“We’re having to rethink everything.” That includes nixing the breakfast buffet and instead offering a selection of menus for restaurants in town that offer take-out service.
To cut down on people coming in and out, Twin Gables must be booked for a minimum four-day stay. The house will be fully sterilized between guests.
Plans are in the works to make sure staff has very limited interaction with guests. They are working on an app for check-in. The third floor, which was formerly attic storage space, was converted to an open meditation studio.
“We’re not offering daily housekeeping. Rather than do that, we’re just going to do the 24-hour sterilization in between,” said Azie. “We have boxes with hand sanitizer and masks.”
She feels that a lot of people are trying to escape the city and come and be more isolated.” Shelhorse seemed sympathetic to the concerns of some locals about an influx of people coming from the city. However, she understands people need an escape. “We don’t want to discourage people from coming, but we’re trying to keep them safe,” said Shelhorse.
She and her husband Travis live in New Jersey/
Twin Gables was open during the recent renovations, and Shelhorse believes this is the first extended time it has closed since 1926. It was shuttered for a week to install sprinklers, she said.
The Graham & Co.
Martin Torres and Joe DiThomas are going through a similar transformation at The Graham & Co., a 20-room hotel in Phoenicia. It officially reopened Memorial Day weekend, and bookings are limited to a few rooms at a time, said Torres. About 40 percent of the rooms are out of commission.
Even though he could probably sell out on a busy summer weekend, Torres is playing it safe with enhanced cleaning procedures. “We’re going into the rooms and spraying everything down,” Torres said. And by we, he means himself to start, so he can keep employees safe. “I don’t want them to do anything I wouldn’t do, so I’m going to go in and spray them down.”

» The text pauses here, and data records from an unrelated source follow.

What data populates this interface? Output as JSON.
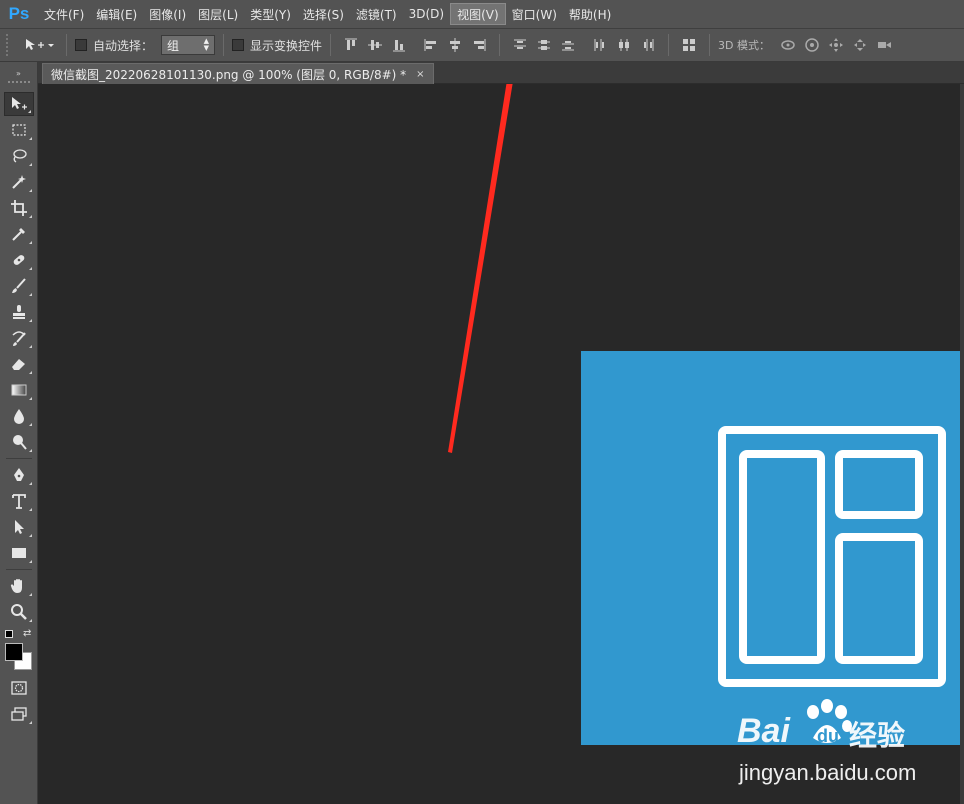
{
  "app": {
    "logo": "Ps"
  },
  "menu": [
    "文件(F)",
    "编辑(E)",
    "图像(I)",
    "图层(L)",
    "类型(Y)",
    "选择(S)",
    "滤镜(T)",
    "3D(D)",
    "视图(V)",
    "窗口(W)",
    "帮助(H)"
  ],
  "menu_active": "视图(V)",
  "options": {
    "auto_select_label": "自动选择：",
    "auto_select_value": "组",
    "show_transform_label": "显示变换控件",
    "mode3d_label": "3D 模式："
  },
  "document": {
    "tab_title": "微信截图_20220628101130.png @ 100% (图层 0, RGB/8#) *",
    "close_glyph": "×"
  },
  "watermark": {
    "brand_latin_1": "Bai",
    "brand_latin_2": "du",
    "brand_cn": "经验",
    "url": "jingyan.baidu.com"
  },
  "colors": {
    "accent_arrow": "#ff2a1f",
    "image_bg": "#3198cf",
    "canvas_bg": "#282828",
    "ps_blue": "#31a8ff"
  },
  "icons": {
    "tools": [
      "move-tool-icon",
      "marquee-tool-icon",
      "lasso-tool-icon",
      "magic-wand-icon",
      "crop-tool-icon",
      "eyedropper-icon",
      "healing-brush-icon",
      "brush-tool-icon",
      "clone-stamp-icon",
      "history-brush-icon",
      "eraser-icon",
      "gradient-tool-icon",
      "blur-tool-icon",
      "dodge-tool-icon",
      "pen-tool-icon",
      "type-tool-icon",
      "path-selection-icon",
      "rectangle-tool-icon",
      "hand-tool-icon",
      "zoom-tool-icon"
    ]
  }
}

Torres ordered two ultraviolet lights that will run in the rooms for 30 minutes to aid in the disinfecting process.
Initially, the Graham limited stays to at least five to seven days, but now is allowing for three-day weekends. “We’re putting buffers and the beginning and end of the stay,” he said, allowing for time to do deep cleaning.
Torres said he is part of a Facebook group of lodging operators who are trying to put egos aside and share ideas about what is working.

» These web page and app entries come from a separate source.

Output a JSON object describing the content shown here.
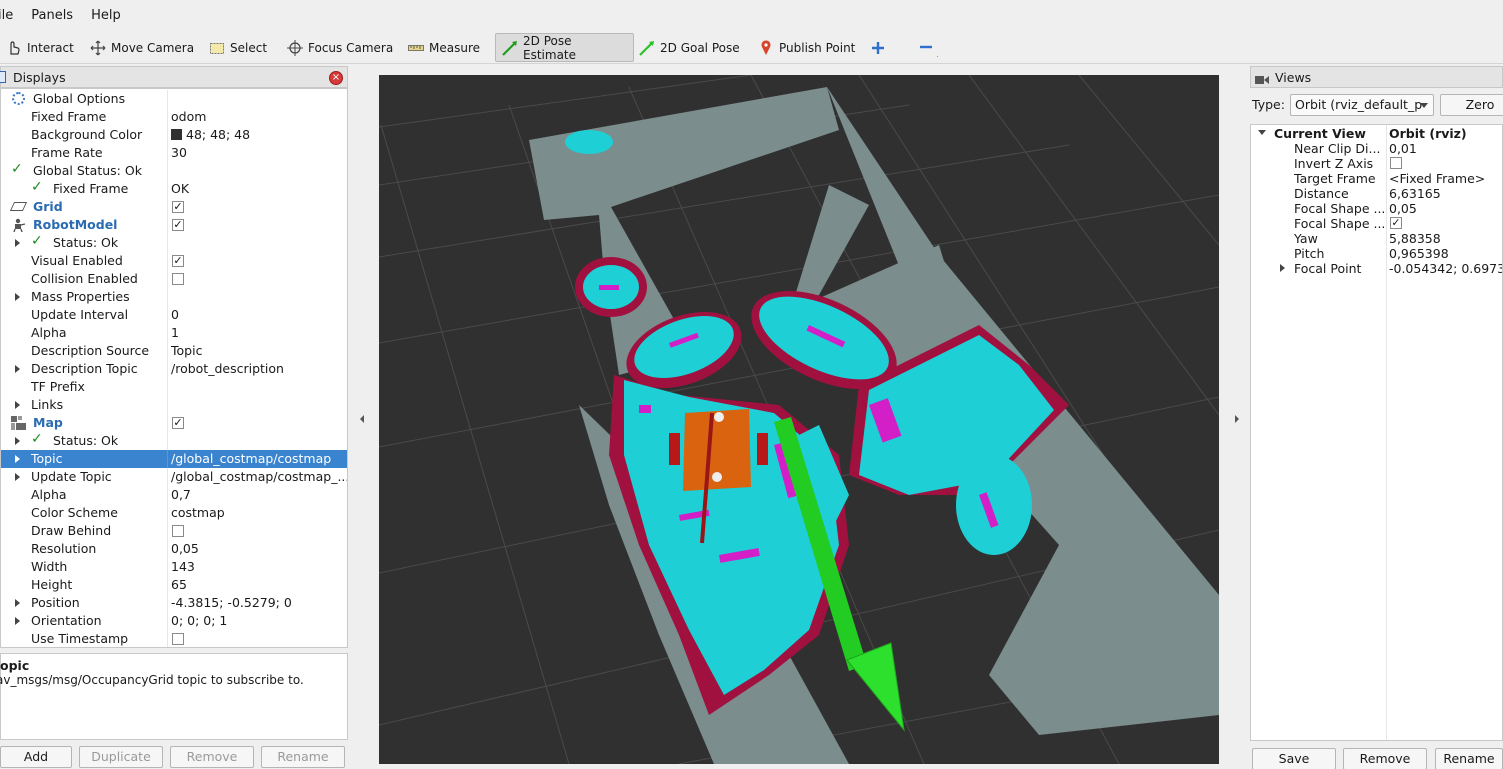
{
  "menu": {
    "file": "ile",
    "panels": "Panels",
    "help": "Help"
  },
  "toolbar": {
    "interact": "Interact",
    "move_camera": "Move Camera",
    "select": "Select",
    "focus_camera": "Focus Camera",
    "measure": "Measure",
    "pose_estimate": "2D Pose Estimate",
    "goal_pose": "2D Goal Pose",
    "publish_point": "Publish Point"
  },
  "displays": {
    "title": "Displays",
    "rows": [
      {
        "name": "Global Options",
        "value": ""
      },
      {
        "name": "Fixed Frame",
        "value": "odom"
      },
      {
        "name": "Background Color",
        "value": "48; 48; 48"
      },
      {
        "name": "Frame Rate",
        "value": "30"
      },
      {
        "name": "Global Status: Ok",
        "value": ""
      },
      {
        "name": "Fixed Frame",
        "value": "OK"
      },
      {
        "name": "Grid",
        "value": ""
      },
      {
        "name": "RobotModel",
        "value": ""
      },
      {
        "name": "Status: Ok",
        "value": ""
      },
      {
        "name": "Visual Enabled",
        "value": ""
      },
      {
        "name": "Collision Enabled",
        "value": ""
      },
      {
        "name": "Mass Properties",
        "value": ""
      },
      {
        "name": "Update Interval",
        "value": "0"
      },
      {
        "name": "Alpha",
        "value": "1"
      },
      {
        "name": "Description Source",
        "value": "Topic"
      },
      {
        "name": "Description Topic",
        "value": "/robot_description"
      },
      {
        "name": "TF Prefix",
        "value": ""
      },
      {
        "name": "Links",
        "value": ""
      },
      {
        "name": "Map",
        "value": ""
      },
      {
        "name": "Status: Ok",
        "value": ""
      },
      {
        "name": "Topic",
        "value": "/global_costmap/costmap"
      },
      {
        "name": "Update Topic",
        "value": "/global_costmap/costmap_..."
      },
      {
        "name": "Alpha",
        "value": "0,7"
      },
      {
        "name": "Color Scheme",
        "value": "costmap"
      },
      {
        "name": "Draw Behind",
        "value": ""
      },
      {
        "name": "Resolution",
        "value": "0,05"
      },
      {
        "name": "Width",
        "value": "143"
      },
      {
        "name": "Height",
        "value": "65"
      },
      {
        "name": "Position",
        "value": "-4.3815; -0.5279; 0"
      },
      {
        "name": "Orientation",
        "value": "0; 0; 0; 1"
      },
      {
        "name": "Use Timestamp",
        "value": ""
      }
    ],
    "desc_title": "opic",
    "desc_body": "av_msgs/msg/OccupancyGrid topic to subscribe to.",
    "buttons": {
      "add": "Add",
      "duplicate": "Duplicate",
      "remove": "Remove",
      "rename": "Rename"
    }
  },
  "views": {
    "title": "Views",
    "type_label": "Type:",
    "type_value": "Orbit (rviz_default_p",
    "zero": "Zero",
    "current_view": "Current View",
    "current_view_type": "Orbit (rviz)",
    "props": [
      {
        "name": "Near Clip Di...",
        "value": "0,01"
      },
      {
        "name": "Invert Z Axis",
        "value": ""
      },
      {
        "name": "Target Frame",
        "value": "<Fixed Frame>"
      },
      {
        "name": "Distance",
        "value": "6,63165"
      },
      {
        "name": "Focal Shape ...",
        "value": "0,05"
      },
      {
        "name": "Focal Shape ...",
        "value": ""
      },
      {
        "name": "Yaw",
        "value": "5,88358"
      },
      {
        "name": "Pitch",
        "value": "0,965398"
      },
      {
        "name": "Focal Point",
        "value": "-0.054342; 0.6973..."
      }
    ],
    "buttons": {
      "save": "Save",
      "remove": "Remove",
      "rename": "Rename"
    }
  },
  "checks": {
    "checked": "✓",
    "status_tick": "✓"
  },
  "colors": {
    "background": "#303030",
    "selection": "#3a84cf",
    "costmap_cyan": "#1ecfd6",
    "costmap_magenta": "#d21fc7",
    "inflation": "#a0113f",
    "free": "#7a8c8b",
    "arrow": "#22cc22"
  }
}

The Woodstock Inn on the Millstream reopened May 26 with limited occupancy. All rooms will be deeply cleaned and disinfected between stays, according to a message from innkeeper Karen Pignatero on the property’s website. The lobby is closed and check-in is done online. Guests will be provided with a list of restaurants in town offering takeout.
Woodstock Way, a series of cabins nestled among Tinker Street, Neher Street and Sgt. Richard Quinn Drive, opened the week of May 11. Several rooms are booked for the coming weekend, according to the booking section of the website.
The hotel touts a flexible reservation policy with no-charge cancellation up to 72 hours before the check-in date. Guests will use a mobile check-in a lockbox system to avoid contact, and housekeeping will only be done on request.
The 22-room Hotel Dylan, a boutique establishment in Glenford on the outskirts of Woodstock, reopened May 8 with limited bookings for Friday and Saturday nights. Rooms are taken out of service for 48 to72 hours between guests for deep cleaning.
Selina, an international hotel and resort operator, which recently purchased the former Woodstock Lodge, is applying for temporary approval to operate three cabins accommodating 18 adults. Selina’s attorney, Steven Barshov, said guests will have to complete a questionnaire and will not be allowed on the property if they exhibit symptoms or admit to having been in contact with someone who has Covid 19. The town board is considering a memorandum of agreement allowing them to operate on a limited basis.